One of the more difficult concepts that managers, and sometimes coaches, struggle with is the strengths-based team. On the surface, it seems an easy idea. It's a group of individuals who all use their talents and strengths to accomplish a common goal. Great! That does sound simple. It is, however, wrong. Not only is this incorrect, but trying to operate like this can actually hurt a true team. A strengths-based team requires much more than everyone simply working on their strong points; it requires a deep knowledge of each team member's strengths and weaknesses and, importantly, the orchestration of those strengths and weaknesses to fit the goals of the team. Without that orchestration, teams flounder, flail, and fight.
Let me share with you a recent experience I had with a strengths-based team. I was working with a team charged with developing some really innovative ideas for one of our clients. At the project kick-off, we had gathered the team together to brainstorm and ideate on all the different things we could do -- the more ideas the better. Many people in the room had talent profiles that were perfect for such a task. We had lots of Ideation, Positivity, Strategic, and Self-Assurance, among others. And the majority of people in the room were leaning into those strengths and generating great ideas at a rapid pace, except for one guy -- there's always one, right? This person was not in brainstorming mode; this person was in full-on execution mode.
Whenever a somewhat decent idea would develop, he would ask what the next steps were or try to assign responsibilities. He was using his talents -- he has tons of Activator -- but unfortunately, he was using it at the wrong time and place. As a result, he was completely throwing off the pace of the group. We would stutter and the idea generation, which was the point of the meeting, would grind to a halt. Happily, the team leader not only knew each of our strengths and weaknesses, but also knew how to orchestrate them to meet the specific demands of the project. "Jim, I love your enthusiasm, but I think you are moving a little bit ahead. Right, now what we need is less activator and more Context. What do you know has worked in the past for similar clients?" And off Jim went recounting past successes, giving great ideas in the process. Erstwhile Jim was hurting the group, now Jim was a valuable and leading contributor. Some of our best ideas came from him!

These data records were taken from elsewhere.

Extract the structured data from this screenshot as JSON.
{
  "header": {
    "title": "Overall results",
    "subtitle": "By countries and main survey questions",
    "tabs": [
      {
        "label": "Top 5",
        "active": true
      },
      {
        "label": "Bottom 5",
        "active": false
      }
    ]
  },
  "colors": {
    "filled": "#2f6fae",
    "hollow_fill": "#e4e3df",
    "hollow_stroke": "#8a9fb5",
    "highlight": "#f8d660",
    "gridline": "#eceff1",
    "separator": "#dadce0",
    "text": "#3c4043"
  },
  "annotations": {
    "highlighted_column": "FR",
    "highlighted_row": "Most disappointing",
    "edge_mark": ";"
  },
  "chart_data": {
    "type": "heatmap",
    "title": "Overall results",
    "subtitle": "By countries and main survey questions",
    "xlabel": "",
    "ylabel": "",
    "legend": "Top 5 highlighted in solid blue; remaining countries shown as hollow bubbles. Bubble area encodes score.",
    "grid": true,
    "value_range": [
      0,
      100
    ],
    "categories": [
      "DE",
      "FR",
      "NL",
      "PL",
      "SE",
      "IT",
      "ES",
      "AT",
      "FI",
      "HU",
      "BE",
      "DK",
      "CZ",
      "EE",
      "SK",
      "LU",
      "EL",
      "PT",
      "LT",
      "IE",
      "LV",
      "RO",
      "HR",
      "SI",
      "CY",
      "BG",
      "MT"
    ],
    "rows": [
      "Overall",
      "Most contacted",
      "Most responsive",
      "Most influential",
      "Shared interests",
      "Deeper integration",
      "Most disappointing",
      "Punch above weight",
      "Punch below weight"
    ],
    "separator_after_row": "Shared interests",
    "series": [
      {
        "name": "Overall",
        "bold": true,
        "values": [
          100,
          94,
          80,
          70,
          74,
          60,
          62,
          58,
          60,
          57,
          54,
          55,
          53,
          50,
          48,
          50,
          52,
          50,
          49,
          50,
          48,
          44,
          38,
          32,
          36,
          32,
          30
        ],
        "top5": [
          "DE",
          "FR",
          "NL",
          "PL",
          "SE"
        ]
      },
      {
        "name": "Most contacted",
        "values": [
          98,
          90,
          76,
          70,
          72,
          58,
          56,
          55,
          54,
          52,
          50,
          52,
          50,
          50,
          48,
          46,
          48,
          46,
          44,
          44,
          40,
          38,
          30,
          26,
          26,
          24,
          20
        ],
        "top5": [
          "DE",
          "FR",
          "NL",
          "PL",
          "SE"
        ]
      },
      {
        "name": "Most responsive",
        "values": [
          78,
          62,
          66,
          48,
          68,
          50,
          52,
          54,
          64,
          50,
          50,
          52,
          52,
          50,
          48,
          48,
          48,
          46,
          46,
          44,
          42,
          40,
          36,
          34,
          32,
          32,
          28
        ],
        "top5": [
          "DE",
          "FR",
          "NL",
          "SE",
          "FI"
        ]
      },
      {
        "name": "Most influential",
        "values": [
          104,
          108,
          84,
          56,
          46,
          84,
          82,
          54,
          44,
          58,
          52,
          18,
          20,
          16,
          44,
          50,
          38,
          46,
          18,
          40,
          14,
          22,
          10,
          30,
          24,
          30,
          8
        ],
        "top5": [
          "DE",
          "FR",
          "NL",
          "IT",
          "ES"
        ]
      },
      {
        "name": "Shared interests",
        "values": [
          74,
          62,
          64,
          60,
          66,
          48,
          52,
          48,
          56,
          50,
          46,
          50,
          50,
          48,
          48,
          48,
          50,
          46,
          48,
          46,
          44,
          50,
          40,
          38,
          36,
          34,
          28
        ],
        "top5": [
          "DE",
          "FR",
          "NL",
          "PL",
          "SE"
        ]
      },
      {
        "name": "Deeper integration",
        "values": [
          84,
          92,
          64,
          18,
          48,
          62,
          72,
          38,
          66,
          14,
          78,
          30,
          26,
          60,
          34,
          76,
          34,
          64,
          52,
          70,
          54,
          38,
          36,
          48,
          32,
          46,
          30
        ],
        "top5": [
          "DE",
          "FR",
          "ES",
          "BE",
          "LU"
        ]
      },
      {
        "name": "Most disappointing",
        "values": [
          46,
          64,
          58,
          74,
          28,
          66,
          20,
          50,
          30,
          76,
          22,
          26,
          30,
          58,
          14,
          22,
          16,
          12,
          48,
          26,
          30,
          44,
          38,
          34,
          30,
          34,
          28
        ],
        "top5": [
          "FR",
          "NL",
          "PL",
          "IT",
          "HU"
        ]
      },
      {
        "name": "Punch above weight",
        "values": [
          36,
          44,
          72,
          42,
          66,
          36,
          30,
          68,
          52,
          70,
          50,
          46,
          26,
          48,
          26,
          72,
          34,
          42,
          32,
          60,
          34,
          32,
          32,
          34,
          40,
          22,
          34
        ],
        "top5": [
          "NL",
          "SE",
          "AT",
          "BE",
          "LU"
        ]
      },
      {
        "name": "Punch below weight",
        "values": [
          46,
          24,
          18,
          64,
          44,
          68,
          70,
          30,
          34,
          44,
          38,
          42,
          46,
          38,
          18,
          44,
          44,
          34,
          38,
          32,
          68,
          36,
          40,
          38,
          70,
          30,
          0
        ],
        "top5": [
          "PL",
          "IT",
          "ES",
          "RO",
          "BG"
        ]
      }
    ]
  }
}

The genius of what that team leader did was not that she put a stop to Jim's Activator, but that she orchestrated his other talents to fit the needs of the group and the needs of the project. Where Jim had at first been a contradictory partner -- his talents were completely offsetting the actions of the group -- Jim was now a complementary one. And this is the key to strengths-based teams -- forming complementary partnerships. To do so, one must know each of the team member's talents and strengths, help team members understand which of their specific talents and strengths are needed by the group, and then position them in a way to contribute to the common goal. It's not easy, but when all of these things occur, a team will finally become a strengths-based team.